While both the North Queensland Cowboys and Parramatta Eels started slowly, both have seemingly arrested their respective slumps with the former recording their best win of the year this past week, and the latter suddenly primed for a surge into the top four in the final weeks of the year.

But just a couple of hours after that Cowboys game, the Roosters, once again, looked as clunky in attack as they have all season long. The 'Joey Manu in the halves' experiment has failed with the Kiwi superstar returning to the centres, James Tedesco is playing as badly as he ever has in a tri-coloured jersey, and guys who were positioned as key spine members in Sam Walker and big offseason signing Brandon Smith have hardly been seen.

Throw in a couple of injuries to the forward pack and a Roosters team that were joint-favourites to win the competition along with Penrith in the preseason, now look outsiders to even make the top eight, and no closer to solving their issues in the halves.

Rookie of the year

Isaiya Katoa (Dolphins)

Jacob Preston has been one of the few bright spots of the Bulldogs season so far, J'maine Hopgood has played a couple too many games to be eligible, and Alofiana Khan-Pereira's form for the Titans has been superb -- but it's not just Katoa's play that has been impressive, it's that he's come onto the scene with more pressure than any teenager in recent history, and has justified the hype.

He was signed from the Penrith junior system with tags like 'the best teenager in rugby league' and 'the best halfback prospect in years' being thrown around left and right. And while it was initially thought that he may have to bide his time before getting a chance in first grade, at just 18 he was thrown in the deep end for round one and has not looked out of place for a second.

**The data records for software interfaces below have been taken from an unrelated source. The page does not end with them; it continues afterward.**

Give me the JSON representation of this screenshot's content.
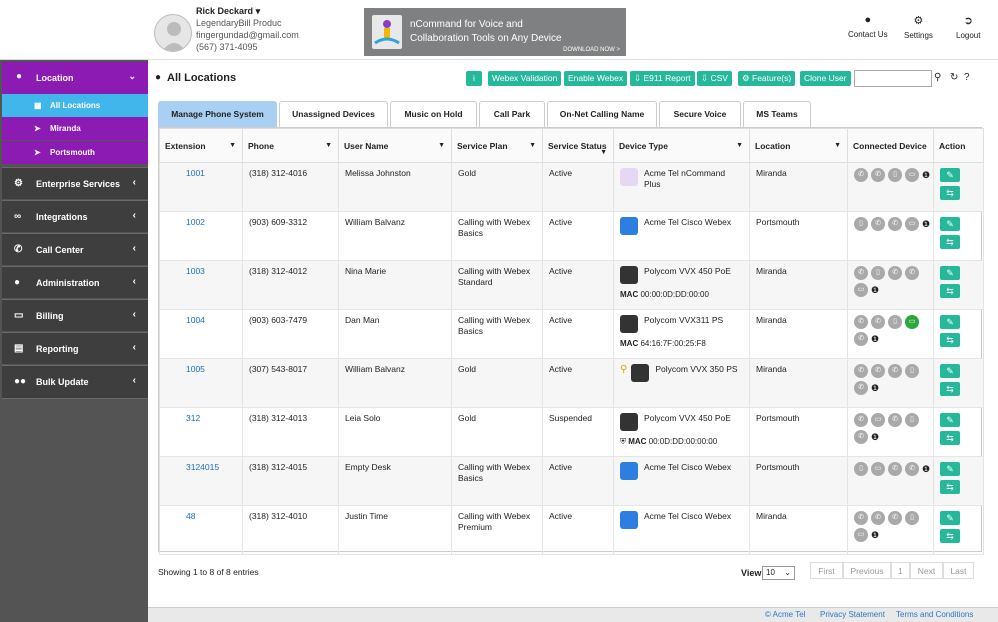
{
  "user": {
    "name": "Rick Deckard",
    "company": "LegendaryBill Produc",
    "email": "fingergundad@gmail.com",
    "phone": "(567) 371-4095"
  },
  "banner": {
    "line1": "nCommand for Voice and",
    "line2": "Collaboration Tools on Any Device",
    "download": "DOWNLOAD NOW >"
  },
  "topnav": {
    "contact": "Contact Us",
    "settings": "Settings",
    "logout": "Logout"
  },
  "sidebar": {
    "location": "Location",
    "subitems": [
      "All Locations",
      "Miranda",
      "Portsmouth"
    ],
    "items": [
      "Enterprise Services",
      "Integrations",
      "Call Center",
      "Administration",
      "Billing",
      "Reporting",
      "Bulk Update"
    ]
  },
  "page": {
    "title": "All Locations"
  },
  "toolbar": {
    "info": "i",
    "webex_validation": "Webex Validation",
    "enable_webex": "Enable Webex",
    "e911": "E911 Report",
    "csv": "CSV",
    "features": "Feature(s)",
    "clone_user": "Clone User"
  },
  "tabs": [
    "Manage Phone System",
    "Unassigned Devices",
    "Music on Hold",
    "Call Park",
    "On-Net Calling Name",
    "Secure Voice",
    "MS Teams"
  ],
  "table": {
    "headers": [
      "Extension",
      "Phone",
      "User Name",
      "Service Plan",
      "Service Status",
      "Device Type",
      "Location",
      "Connected Device",
      "Action"
    ],
    "rows": [
      {
        "ext": "1001",
        "phone": "(318) 312-4016",
        "user": "Melissa Johnston",
        "plan": "Gold",
        "status": "Active",
        "device": "Acme Tel nCommand Plus",
        "mac": "",
        "location": "Miranda"
      },
      {
        "ext": "1002",
        "phone": "(903) 609-3312",
        "user": "William Balvanz",
        "plan": "Calling with Webex Basics",
        "status": "Active",
        "device": "Acme Tel Cisco Webex",
        "mac": "",
        "location": "Portsmouth"
      },
      {
        "ext": "1003",
        "phone": "(318) 312-4012",
        "user": "Nina Marie",
        "plan": "Calling with Webex Standard",
        "status": "Active",
        "device": "Polycom VVX 450 PoE",
        "mac": "00:00:0D:DD:00:00",
        "location": "Miranda"
      },
      {
        "ext": "1004",
        "phone": "(903) 603-7479",
        "user": "Dan Man",
        "plan": "Calling with Webex Basics",
        "status": "Active",
        "device": "Polycom VVX311 PS",
        "mac": "64:16:7F:00:25:F8",
        "location": "Miranda"
      },
      {
        "ext": "1005",
        "phone": "(307) 543-8017",
        "user": "William Balvanz",
        "plan": "Gold",
        "status": "Active",
        "device": "Polycom VVX 350 PS",
        "mac": "",
        "location": "Miranda"
      },
      {
        "ext": "312",
        "phone": "(318) 312-4013",
        "user": "Leia Solo",
        "plan": "Gold",
        "status": "Suspended",
        "device": "Polycom VVX 450 PoE",
        "mac": "00:0D:DD:00:00:00",
        "location": "Portsmouth"
      },
      {
        "ext": "3124015",
        "phone": "(318) 312-4015",
        "user": "Empty Desk",
        "plan": "Calling with Webex Basics",
        "status": "Active",
        "device": "Acme Tel Cisco Webex",
        "mac": "",
        "location": "Portsmouth"
      },
      {
        "ext": "48",
        "phone": "(318) 312-4010",
        "user": "Justin Time",
        "plan": "Calling with Webex Premium",
        "status": "Active",
        "device": "Acme Tel Cisco Webex",
        "mac": "",
        "location": "Miranda"
      }
    ]
  },
  "mac_label": "MAC",
  "footer_info": {
    "showing": "Showing 1 to 8 of 8 entries",
    "view_label": "View",
    "view_value": "10"
  },
  "pagination": [
    "First",
    "Previous",
    "1",
    "Next",
    "Last"
  ],
  "footer": {
    "copyright": "© Acme Tel",
    "privacy": "Privacy Statement",
    "terms": "Terms and Conditions"
  }
}
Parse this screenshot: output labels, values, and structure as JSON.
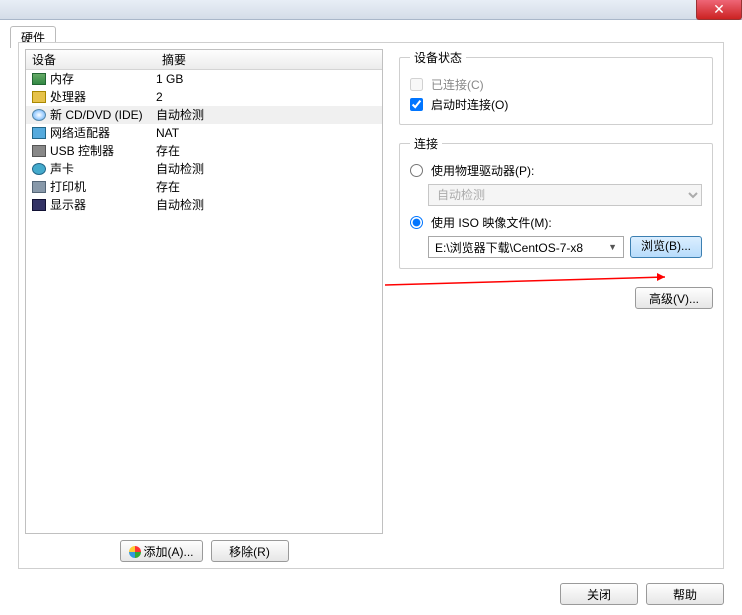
{
  "tab_title": "硬件",
  "headers": {
    "device": "设备",
    "summary": "摘要"
  },
  "devices": [
    {
      "name": "内存",
      "summary": "1 GB",
      "icon": "i-mem"
    },
    {
      "name": "处理器",
      "summary": "2",
      "icon": "i-cpu"
    },
    {
      "name": "新 CD/DVD (IDE)",
      "summary": "自动检测",
      "icon": "i-cd",
      "selected": true
    },
    {
      "name": "网络适配器",
      "summary": "NAT",
      "icon": "i-net"
    },
    {
      "name": "USB 控制器",
      "summary": "存在",
      "icon": "i-usb"
    },
    {
      "name": "声卡",
      "summary": "自动检测",
      "icon": "i-snd"
    },
    {
      "name": "打印机",
      "summary": "存在",
      "icon": "i-prt"
    },
    {
      "name": "显示器",
      "summary": "自动检测",
      "icon": "i-disp"
    }
  ],
  "buttons": {
    "add": "添加(A)...",
    "remove": "移除(R)",
    "browse": "浏览(B)...",
    "advanced": "高级(V)...",
    "close": "关闭",
    "help": "帮助"
  },
  "status_group": {
    "legend": "设备状态",
    "connected": "已连接(C)",
    "connect_on": "启动时连接(O)"
  },
  "conn_group": {
    "legend": "连接",
    "physical": "使用物理驱动器(P):",
    "physical_select": "自动检测",
    "iso": "使用 ISO 映像文件(M):",
    "iso_path": "E:\\浏览器下载\\CentOS-7-x8"
  }
}
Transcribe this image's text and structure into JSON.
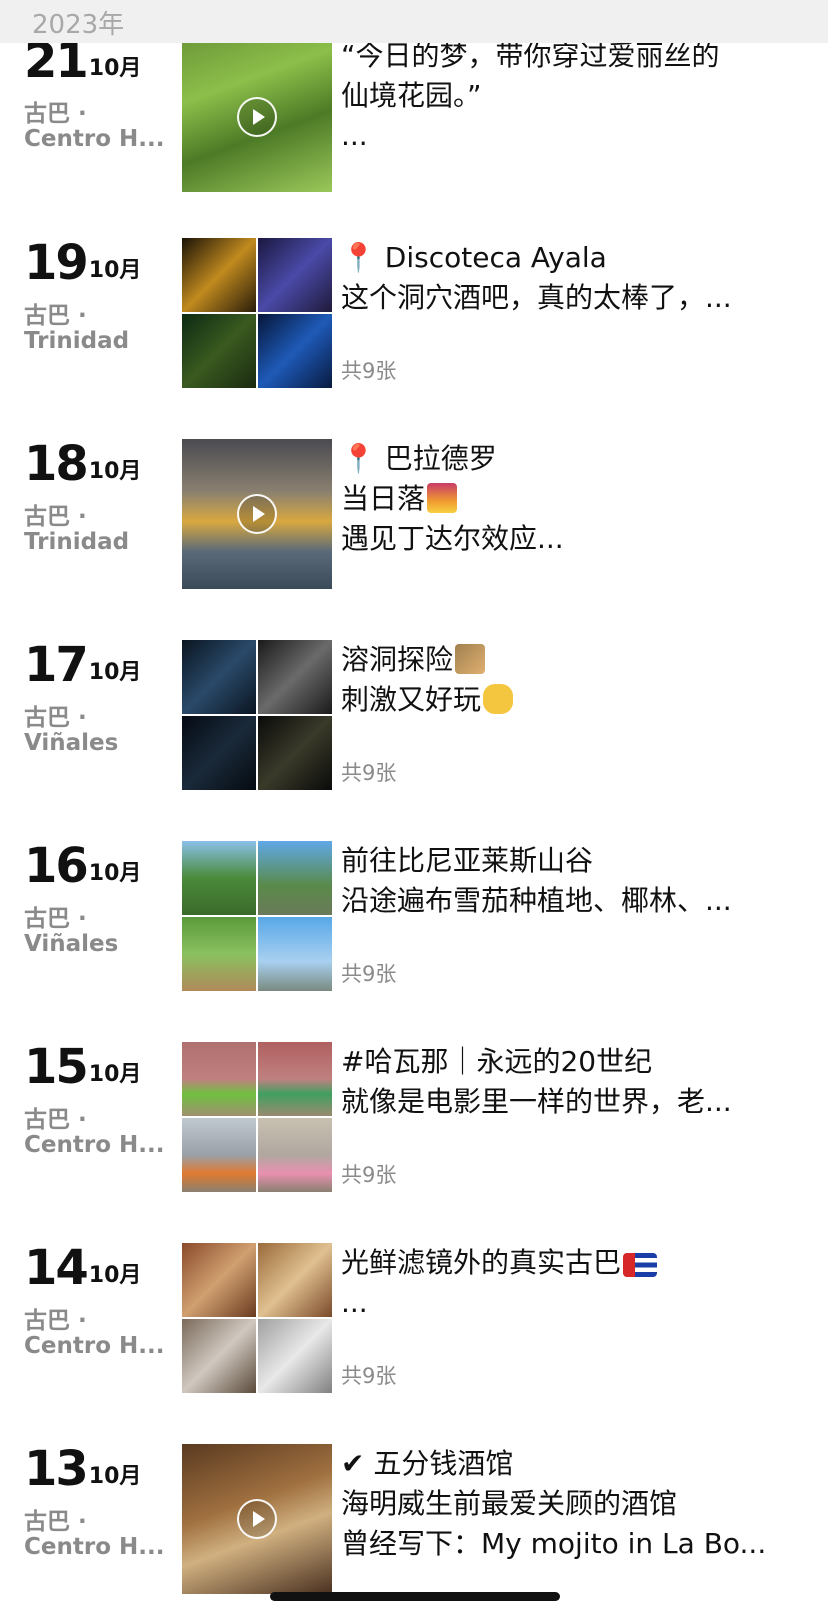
{
  "year_header": "2023年",
  "entries": [
    {
      "day": "21",
      "month": "10月",
      "loc1": "古巴 ·",
      "loc2": "Centro H...",
      "lines": [
        "“今日的梦，带你穿过爱丽丝的",
        "仙境花园。”",
        "..."
      ],
      "count": "",
      "media": "video"
    },
    {
      "day": "19",
      "month": "10月",
      "loc1": "古巴 ·",
      "loc2": "Trinidad",
      "lines": [
        "Discoteca Ayala",
        "这个洞穴酒吧，真的太棒了，...",
        ""
      ],
      "count": "共9张",
      "media": "grid"
    },
    {
      "day": "18",
      "month": "10月",
      "loc1": "古巴 ·",
      "loc2": "Trinidad",
      "lines": [
        "巴拉德罗",
        "当日落",
        "遇见丁达尔效应..."
      ],
      "count": "",
      "media": "video"
    },
    {
      "day": "17",
      "month": "10月",
      "loc1": "古巴 ·",
      "loc2": "Viñales",
      "lines": [
        "溶洞探险",
        "刺激又好玩",
        ""
      ],
      "count": "共9张",
      "media": "grid"
    },
    {
      "day": "16",
      "month": "10月",
      "loc1": "古巴 ·",
      "loc2": "Viñales",
      "lines": [
        "前往比尼亚莱斯山谷",
        "沿途遍布雪茄种植地、椰林、...",
        ""
      ],
      "count": "共9张",
      "media": "grid"
    },
    {
      "day": "15",
      "month": "10月",
      "loc1": "古巴 ·",
      "loc2": "Centro H...",
      "lines": [
        "#哈瓦那｜永远的20世纪",
        "就像是电影里一样的世界，老...",
        ""
      ],
      "count": "共9张",
      "media": "grid"
    },
    {
      "day": "14",
      "month": "10月",
      "loc1": "古巴 ·",
      "loc2": "Centro H...",
      "lines": [
        "光鲜滤镜外的真实古巴",
        "...",
        ""
      ],
      "count": "共9张",
      "media": "grid"
    },
    {
      "day": "13",
      "month": "10月",
      "loc1": "古巴 ·",
      "loc2": "Centro H...",
      "lines": [
        "五分钱酒馆",
        "海明威生前最爱关顾的酒馆",
        "曾经写下：My mojito in La Bo..."
      ],
      "count": "",
      "media": "video"
    }
  ]
}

Most improved player

Marcelo Montoya (Warriors)

We've already talked about Johnson and Fonua-Blake, but Andrew Webster's squad is littered with success stories -- and perhaps none bigger than the former Bulldog, Montoya.

Now in his third season with the Warriors, he'd already looked like a vastly-improved player to the one that was dropped multiple times while in the blue and white, but has taken his game to new heights in 2023. His yardage carries, especially, have been excellent, in a backline that looked like it was going to be the Warriors' weak spot this season, but has instead proved to be a strength. In truth, you could chuck anyone else that's worn a NZ shirt with numbers two through five on it in this section as well.

Player of the year (so far)

Reece Walsh (Broncos)

We already talked about Walsh, and in my opinion it was down to either him or teammate Haas as the best player so far this year. The Broncos have been the best team, and they're the two best players -- and you really can't go wrong either way.

I've opted for Walsh for the simple reason that it's his arrival that has taken Brisbane from mid-table to premiership contender. Adam Reynolds and Ezra Mam were there for the 2022 late-season implosion while Haas and Carrigan are mainstays in that pack -- but the level of swagger, courage and excitement that Walsh has provided has been transformative to the point that everything around the club feels different.

With his three-week ban for an explosive referee outburst, we will now have a chance to see just how much the Broncos and indeed Queensland will miss his electrifying form.